Gift letters involve the provision of money to borrowers to enable them to make a down payment. A gift letter is generally referred to in terms of a mortgage. If you are buying a home, but lack the cash to make the required down payment, then a gift letter can be used to legally offer the cash.
The reason for gift letters rather than just straight loans is than mortgage lenders do not like mortgage applicants borrowing cash to make their down payment. If analysis of the mortgage applicant’s financial circumstances shows them that he or she has no cash reserve to make the down payment, then the mortgage will usually be refused.
Background to Gift Letters
When you apply for your first mortgage, you have to provide copies of your bank statements and any other forms of investment to back up your application. It can become apparent then that you do not have the wherewithal to make the deposit. This will likely be 20% of the selling price or thereabouts.
It is next to impossible to hide the fact that you do not have 20% of a $400,000 dollar home to pay as a deposit. $80,000 is a lot of money to hide. Should you suddenly come up with this amount of cash the lender will want to know where you got it. Their worry will be that it might come from a loan to another party, and that this loan will not only have to be repaid, but might also be your first priority- after your mortgage loan.
That’s why you are not usually allowed to borrow your deposit! It is not impossible, but most lenders will be reluctant to allow it. A gift, on the other hand, is permitted – assuming you can prove it to be a gift and not a ‘hidden’ loan for your down payment. Here is how gift letters work.
Mortgage Gift Letter Basics
If a friend or relative is willing to make you a gift of your mortgage down payment, he or she must write a gift letter. Gift letters are necessary anytime cash is provided to a borrower to make a deposit or down payment that they would otherwise not have been able to pay.

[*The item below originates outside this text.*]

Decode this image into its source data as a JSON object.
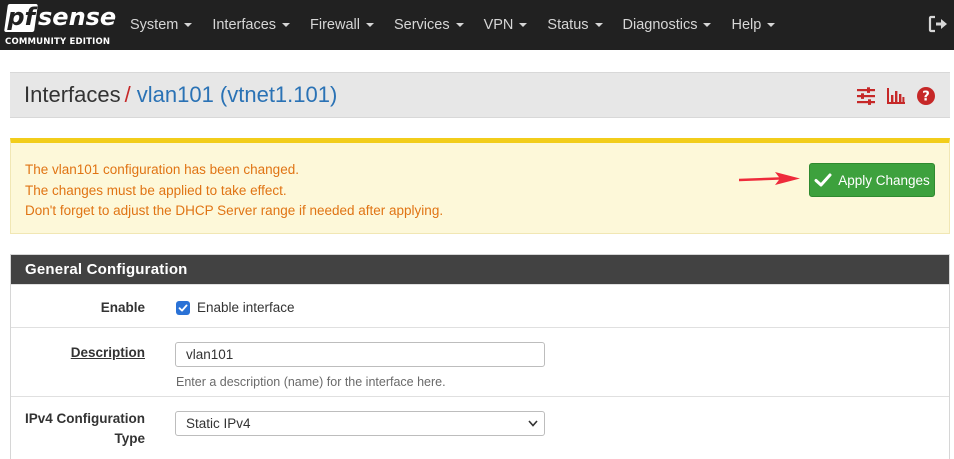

The letter should state the amount of cash being gifted – that’s obvious! What is more important, however, is that all gift letters should state that money being gifted is not expected to be repaid in any form. That includes repayment in cash, services, free work, gifts in return or any other means of repaying a gift.
The non-repayment statement is essential if the gift is to acceptable as a mortgage deposit. The letter must be made in writing and signed by the giver, and not just as an email. If the person providing the gift is a relative, then that should also be stated. This will not prevent the gift being allowed.
Mortgage Down Payment Gift Procedure
The procedure to follow is for the body making the gift to write to the mortgage lender. They should state the amount of the gift and what it is for – to pay your deposit. They should also state that they do not expect to be repaid – it is a gift to you, pure and simple. Such payments must have been made and verified before you can complete the purchase.
The gifter must state where the cash is coming from (bank account, investments, etc.) This might be checked to make sure that there is no collusion between the gifter, borrower and realtor to facilitate the purchase.
Gift letters can be very useful for mortgage borrowers that have relatives able to make their down payment. For them to be legal, they must be true gifts and not repayable. For many, particularly in an era where 20% down payments are being asked, this is the only way for young first-time buyers to be able to own their own homes. Compare that to the old days when all you needed was to hammer a stake in the ground and build your own Ponderosa (hence ‘stake your claim!).